He still has not accepted any other requests for public appearances as a two-handed pianist, except for one in March, at the Kennedy Center's Terrace Theater, with the Theater Chamber Players.

"It's still not quite the way it was before," he said. "I have tried to get in a lot of early rehearsals, while they were tuning the new hall, and I think it will be easier by the time Sept. 16 rolls around."

His therapy uses some of the techniques of rolfing -- deep, intensive massage that deliberately deprives some muscles of oxygen for up to eight seconds, making it impossible for them to remain in a state of contraction. "They use elbows, knuckles and fingers with great traction and great weight," he said. "They go up and down each muscle in a very painstaking and painful process, using deep and heavy pressure the entire length of the muscle until it loosens up."

Fleisher's withdrawal from the concert stage came as he was on the brink of a tour of the Soviet Union with George Szell and the Cleveland Orchestra. "I had just finished a performance of Mozart's K. 503," he recalls (that's the 25th Piano Concerto in C, and their recording of it is still on the market), "and we decided I simply could not do it." His first reaction was a depression that lasted several years. "Then," he says, "I managed to pick myself up. One thing that contributed to my recovery was friend and fellow pianist Dina Koston's idea of starting the Theater Chamber Players. She came to me and discussed the idea, wanted to know whether it seemed feasible and I might become the artistic director. She invited me -- practically forced me -- into a conducting role. After my first year with the Players, having gotten my feet wet as a conductor, I was ready to take over the directorship of the Annapolis Symphony."

Fleisher was familiar with orchestral music before becoming a conductor. "I used to play a lot of the orchestral repertoire in four-hand piano arrangements," he recalls, "and sometimes I would play the orchestral parts of concertos in piano reduction for friends who were practicing the solo part." One such friend was Graffman, who won the Leventritt Competition in 1949 playing the Brahms D-minor concerto while Fleisher played the orchestral part on a second piano. In his autobiography, Graffman calls his friend "the Fleisher Philharmonic" and recalls that some of the judges wanted to give Fleisher a prize, although he was not competing. He won a comparable prize -- the Queen Elisabeth Competition in Brussels -- three years later.

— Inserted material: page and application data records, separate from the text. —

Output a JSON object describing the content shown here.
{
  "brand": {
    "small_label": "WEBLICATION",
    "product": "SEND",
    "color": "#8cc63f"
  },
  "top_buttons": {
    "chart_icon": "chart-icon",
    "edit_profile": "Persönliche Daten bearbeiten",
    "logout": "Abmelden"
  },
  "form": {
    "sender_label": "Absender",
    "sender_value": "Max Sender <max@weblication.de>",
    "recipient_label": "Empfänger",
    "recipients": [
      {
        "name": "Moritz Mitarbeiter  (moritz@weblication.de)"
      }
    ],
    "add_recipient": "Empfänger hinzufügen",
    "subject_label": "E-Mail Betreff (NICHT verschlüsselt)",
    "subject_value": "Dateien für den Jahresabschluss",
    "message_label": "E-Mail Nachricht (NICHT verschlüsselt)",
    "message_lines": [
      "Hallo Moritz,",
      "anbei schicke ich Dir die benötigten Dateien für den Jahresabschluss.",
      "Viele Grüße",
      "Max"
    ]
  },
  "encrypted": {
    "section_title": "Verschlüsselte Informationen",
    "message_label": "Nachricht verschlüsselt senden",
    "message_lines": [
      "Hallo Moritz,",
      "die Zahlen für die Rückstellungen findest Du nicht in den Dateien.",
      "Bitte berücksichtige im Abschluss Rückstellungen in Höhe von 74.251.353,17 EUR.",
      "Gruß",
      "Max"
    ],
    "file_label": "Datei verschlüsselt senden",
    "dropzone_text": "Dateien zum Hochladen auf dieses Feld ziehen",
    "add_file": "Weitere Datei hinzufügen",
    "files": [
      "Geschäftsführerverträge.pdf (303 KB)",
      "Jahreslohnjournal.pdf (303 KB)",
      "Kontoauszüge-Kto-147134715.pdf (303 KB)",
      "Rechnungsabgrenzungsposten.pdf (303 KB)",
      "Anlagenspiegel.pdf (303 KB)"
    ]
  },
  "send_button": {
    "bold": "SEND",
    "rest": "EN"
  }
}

While he was still a student of Artur Schnabel, Fleisher also became a protege' of Pierre Monteux, who publicly called him "the pianistic find of the century" and began engaging him as a concerto soloist in New York and San Francisco when he was 14 years old. He used to spend summers in Maine, where Monteux ran a school for conductors, and there he learned the technique, although Monteux would not allow him to conduct the student orchestra.

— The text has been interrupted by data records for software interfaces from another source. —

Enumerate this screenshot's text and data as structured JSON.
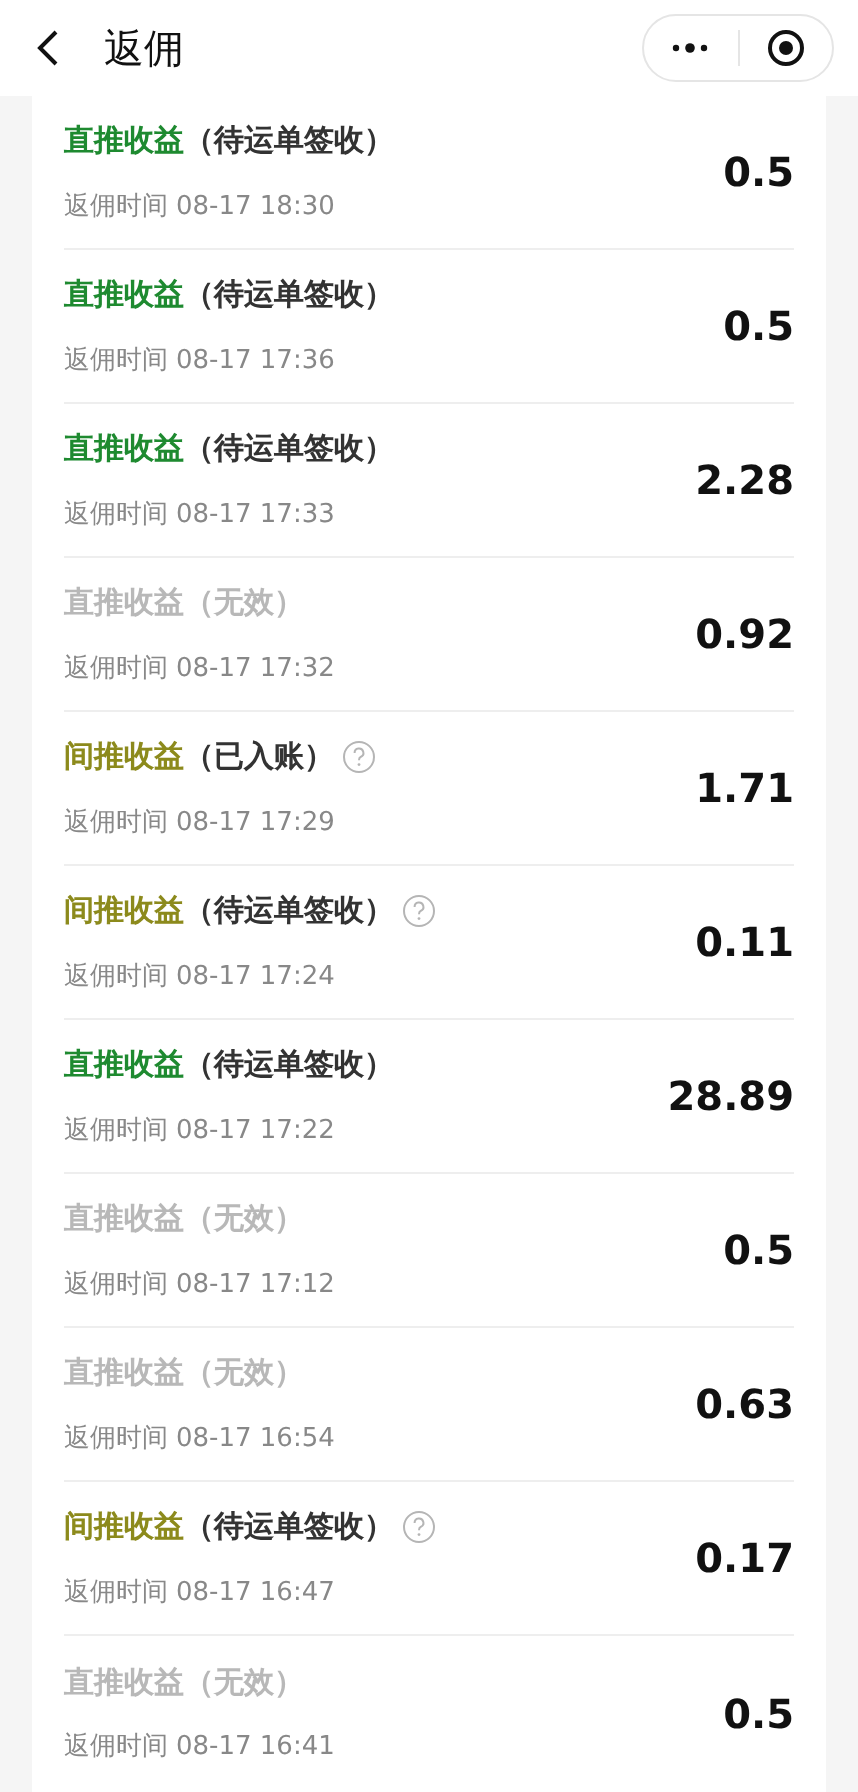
{
  "nav": {
    "title": "返佣"
  },
  "records": [
    {
      "kind": "direct",
      "type": "直推收益",
      "status": "（待运单签收）",
      "help": false,
      "time_label": "返佣时间",
      "time": "08-17 18:30",
      "amount": "0.5"
    },
    {
      "kind": "direct",
      "type": "直推收益",
      "status": "（待运单签收）",
      "help": false,
      "time_label": "返佣时间",
      "time": "08-17 17:36",
      "amount": "0.5"
    },
    {
      "kind": "direct",
      "type": "直推收益",
      "status": "（待运单签收）",
      "help": false,
      "time_label": "返佣时间",
      "time": "08-17 17:33",
      "amount": "2.28"
    },
    {
      "kind": "invalid",
      "type": "直推收益",
      "status": "（无效）",
      "help": false,
      "time_label": "返佣时间",
      "time": "08-17 17:32",
      "amount": "0.92"
    },
    {
      "kind": "indirect",
      "type": "间推收益",
      "status": "（已入账）",
      "help": true,
      "time_label": "返佣时间",
      "time": "08-17 17:29",
      "amount": "1.71"
    },
    {
      "kind": "indirect",
      "type": "间推收益",
      "status": "（待运单签收）",
      "help": true,
      "time_label": "返佣时间",
      "time": "08-17 17:24",
      "amount": "0.11"
    },
    {
      "kind": "direct",
      "type": "直推收益",
      "status": "（待运单签收）",
      "help": false,
      "time_label": "返佣时间",
      "time": "08-17 17:22",
      "amount": "28.89"
    },
    {
      "kind": "invalid",
      "type": "直推收益",
      "status": "（无效）",
      "help": false,
      "time_label": "返佣时间",
      "time": "08-17 17:12",
      "amount": "0.5"
    },
    {
      "kind": "invalid",
      "type": "直推收益",
      "status": "（无效）",
      "help": false,
      "time_label": "返佣时间",
      "time": "08-17 16:54",
      "amount": "0.63"
    },
    {
      "kind": "indirect",
      "type": "间推收益",
      "status": "（待运单签收）",
      "help": true,
      "time_label": "返佣时间",
      "time": "08-17 16:47",
      "amount": "0.17"
    },
    {
      "kind": "invalid",
      "type": "直推收益",
      "status": "（无效）",
      "help": false,
      "time_label": "返佣时间",
      "time": "08-17 16:41",
      "amount": "0.5"
    }
  ]
}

"I would ask him, 'Can I conduct?' " Fleisher recalls, "and he would say, 'No. Once you get a stick in your hand, you will never let it go.' I think he was right. I don't want to give up conducting. No matter how negative my experience has been, it was a soil for further growth and I'm terribly grateful for that opportunity. Being a pianist is really a very solitary occupation, but compared to being a conductor, in a way, it is very luxurious. You can practice forever, try things this way and that at your own pace, go out for a glass of water and come back when you're ready. With an orchestra, economics and time limits come in; you have to diagnose a problem and come up with your prescription immediately."